Then there’s the antagonists in Brian Tyree Henry as Jamal Manning, a crime boss to whom the widows are indebted and is running for local government against Mulligan for the money and power more so than the racial injustices that he apparently rallies against, and brother Jatemme as his right-hand man and enforcer (Daniel Kaluuya).
Kaluuya is playing a very different kind of role here to the ones he is best known for, but he’s magnetically terrifying as a twisted and self-educated psychopath who likes playing with his victims as much as punishing them. As is Henry, who continues his excellent year as he transitions from television to cinema in a very imposing role.
Collin Farrell’s character is one who is far more complicated than he might initially appear. The son of Robert Duvall’s once powerful power broker who share an endless war of words behind the scenes, with his father and his friends’ racist sentiments bouncing off his squeaky-clean persona in public but cracking under the weight of private scrutiny and they coldly parse out the facts according to them of how the world is run.

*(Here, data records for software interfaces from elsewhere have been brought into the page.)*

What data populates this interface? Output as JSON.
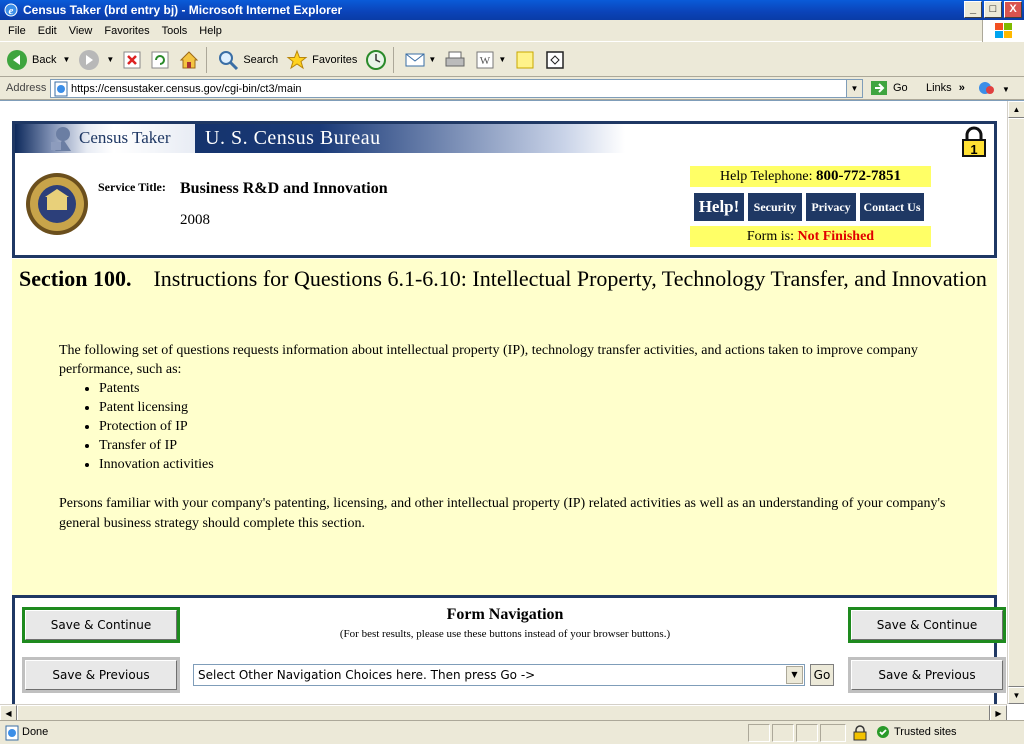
{
  "window": {
    "title": "Census Taker (brd entry bj) - Microsoft Internet Explorer",
    "minimize": "_",
    "maximize": "□",
    "close": "X"
  },
  "menu": [
    "File",
    "Edit",
    "View",
    "Favorites",
    "Tools",
    "Help"
  ],
  "toolbar": {
    "back": "Back",
    "search": "Search",
    "favorites": "Favorites"
  },
  "address": {
    "label": "Address",
    "url": "https://censustaker.census.gov/cgi-bin/ct3/main",
    "go": "Go",
    "links": "Links"
  },
  "header": {
    "app_name": "Census Taker",
    "agency": "U. S. Census Bureau",
    "service_label": "Service Title:",
    "service_title": "Business R&D and Innovation",
    "year": "2008",
    "help_phone_label": "Help Telephone:",
    "help_phone": "800-772-7851",
    "help_button": "Help!",
    "security": "Security",
    "privacy": "Privacy",
    "contact": "Contact Us",
    "form_status_label": "Form is:",
    "form_status": "Not Finished"
  },
  "section": {
    "number": "Section 100.",
    "title": "Instructions for Questions 6.1-6.10: Intellectual Property, Technology Transfer, and Innovation",
    "intro": "The following set of questions requests information about intellectual property (IP), technology transfer activities, and actions taken to improve company performance, such as:",
    "items": [
      "Patents",
      "Patent licensing",
      "Protection of IP",
      "Transfer of IP",
      "Innovation activities"
    ],
    "persons": "Persons familiar with your company's patenting, licensing, and other intellectual property (IP) related activities as well as an understanding of your company's general business strategy should complete this section."
  },
  "nav": {
    "title": "Form Navigation",
    "subtitle": "(For best results, please use these buttons instead of your browser buttons.)",
    "save_continue": "Save & Continue",
    "save_previous": "Save & Previous",
    "select_placeholder": "Select Other Navigation Choices here. Then press Go ->",
    "go": "Go"
  },
  "status": {
    "text": "Done",
    "zone": "Trusted sites"
  }
}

How the actual events play out is one of calculation, as the heroines formulate their plan based on their own resourcefulness and Flynn converges the threads of these many different characters into a tightly contained story over its runtime. It moves like clockwork, and even while holding off its payoff until very late they feel all the more satisfying for making you wait so long, and to fully understand the psychologies of the people involved.
That is if we disregard the elephant in the room, which we, unfortunately, cannot ignore and neither discuss in full here. Suffice it to say that at around the midpoint Flynn and McQueen conjure a reveal that feels destined to split audiences down the middle.
Not because it’s necessarily that bad a twist (it’s a brilliantly executed reveal), but because it looks for a moment like the film is about to throw a complete spanner into the works of the widows’ plan and their relationships and then… doesn’t. It’s introduced, forgotten about, and then re-emerges with moments to spare and is burned off in a single exchange so brief that it begs the question of why it felt so essential in the first place. Even if it does pay off for at least one major piece of character development.
There’s also the feeling that it will be perceived as leaving questions unanswered in the way that it drops certain characters completely before the final reveal, without a tied-up resolve. But to mark it down for that is to underestimate McQueen as a storyteller, who has often functioned like this, and where he leaves a character is usually where their story or usefulness has run its course and their job to the story is more or less complete.
Widows might be McQueen’s weakest feature, but considering how great even this turned out there’s barely anything to grumble about beyond one contentious development. This is an intense, often plus racing film with no reservations when it comes to cutting deep into the conflicts of its characters and making the audience feel it. But it takes it’s premise and runs with it in a way that suits the characters more than plot or the expectations of how a storyline should foreseeably come together.